● **Interface dataset entries**:
>>

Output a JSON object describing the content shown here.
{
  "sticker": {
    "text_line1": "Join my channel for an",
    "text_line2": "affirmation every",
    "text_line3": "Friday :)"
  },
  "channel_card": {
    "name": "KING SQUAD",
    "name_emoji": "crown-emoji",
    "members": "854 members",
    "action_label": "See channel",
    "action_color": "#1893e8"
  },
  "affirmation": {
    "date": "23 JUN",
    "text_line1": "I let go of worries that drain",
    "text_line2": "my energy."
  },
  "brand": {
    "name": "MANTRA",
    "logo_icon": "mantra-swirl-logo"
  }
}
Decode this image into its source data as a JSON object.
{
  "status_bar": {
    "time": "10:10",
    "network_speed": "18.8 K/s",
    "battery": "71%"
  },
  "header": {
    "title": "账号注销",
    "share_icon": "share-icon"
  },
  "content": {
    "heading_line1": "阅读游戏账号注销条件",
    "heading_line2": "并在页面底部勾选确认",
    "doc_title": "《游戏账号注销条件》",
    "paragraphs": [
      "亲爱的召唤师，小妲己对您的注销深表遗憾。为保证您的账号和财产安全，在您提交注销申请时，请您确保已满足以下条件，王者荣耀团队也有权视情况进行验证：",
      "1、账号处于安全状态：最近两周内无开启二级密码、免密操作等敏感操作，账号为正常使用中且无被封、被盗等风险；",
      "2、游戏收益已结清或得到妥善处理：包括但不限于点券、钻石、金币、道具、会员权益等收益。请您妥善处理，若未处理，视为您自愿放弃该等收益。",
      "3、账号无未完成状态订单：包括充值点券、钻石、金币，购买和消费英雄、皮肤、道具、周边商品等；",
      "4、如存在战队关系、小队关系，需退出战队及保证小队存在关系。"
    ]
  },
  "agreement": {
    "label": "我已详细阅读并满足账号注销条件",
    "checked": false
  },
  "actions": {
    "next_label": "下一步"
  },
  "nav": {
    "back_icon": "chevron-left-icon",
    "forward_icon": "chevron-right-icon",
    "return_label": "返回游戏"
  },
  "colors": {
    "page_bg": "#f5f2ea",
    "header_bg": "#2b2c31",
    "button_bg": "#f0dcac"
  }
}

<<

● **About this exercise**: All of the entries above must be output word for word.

● **Solution to the exercise**:
Output a JSON object describing the content shown here.
{
  "sticker": {
    "text_line1": "Join my channel for an",
    "text_line2": "affirmation every",
    "text_line3": "Friday :)"
  },
  "channel_card": {
    "name": "KING SQUAD",
    "name_emoji": "crown-emoji",
    "members": "854 members",
    "action_label": "See channel",
    "action_color": "#1893e8"
  },
  "affirmation": {
    "date": "23 JUN",
    "text_line1": "I let go of worries that drain",
    "text_line2": "my energy."
  },
  "brand": {
    "name": "MANTRA",
    "logo_icon": "mantra-swirl-logo"
  }
}
Decode this image into its source data as a JSON object.
{
  "status_bar": {
    "time": "10:10",
    "network_speed": "18.8 K/s",
    "battery": "71%"
  },
  "header": {
    "title": "账号注销",
    "share_icon": "share-icon"
  },
  "content": {
    "heading_line1": "阅读游戏账号注销条件",
    "heading_line2": "并在页面底部勾选确认",
    "doc_title": "《游戏账号注销条件》",
    "paragraphs": [
      "亲爱的召唤师，小妲己对您的注销深表遗憾。为保证您的账号和财产安全，在您提交注销申请时，请您确保已满足以下条件，王者荣耀团队也有权视情况进行验证：",
      "1、账号处于安全状态：最近两周内无开启二级密码、免密操作等敏感操作，账号为正常使用中且无被封、被盗等风险；",
      "2、游戏收益已结清或得到妥善处理：包括但不限于点券、钻石、金币、道具、会员权益等收益。请您妥善处理，若未处理，视为您自愿放弃该等收益。",
      "3、账号无未完成状态订单：包括充值点券、钻石、金币，购买和消费英雄、皮肤、道具、周边商品等；",
      "4、如存在战队关系、小队关系，需退出战队及保证小队存在关系。"
    ]
  },
  "agreement": {
    "label": "我已详细阅读并满足账号注销条件",
    "checked": false
  },
  "actions": {
    "next_label": "下一步"
  },
  "nav": {
    "back_icon": "chevron-left-icon",
    "forward_icon": "chevron-right-icon",
    "return_label": "返回游戏"
  },
  "colors": {
    "page_bg": "#f5f2ea",
    "header_bg": "#2b2c31",
    "button_bg": "#f0dcac"
  }
}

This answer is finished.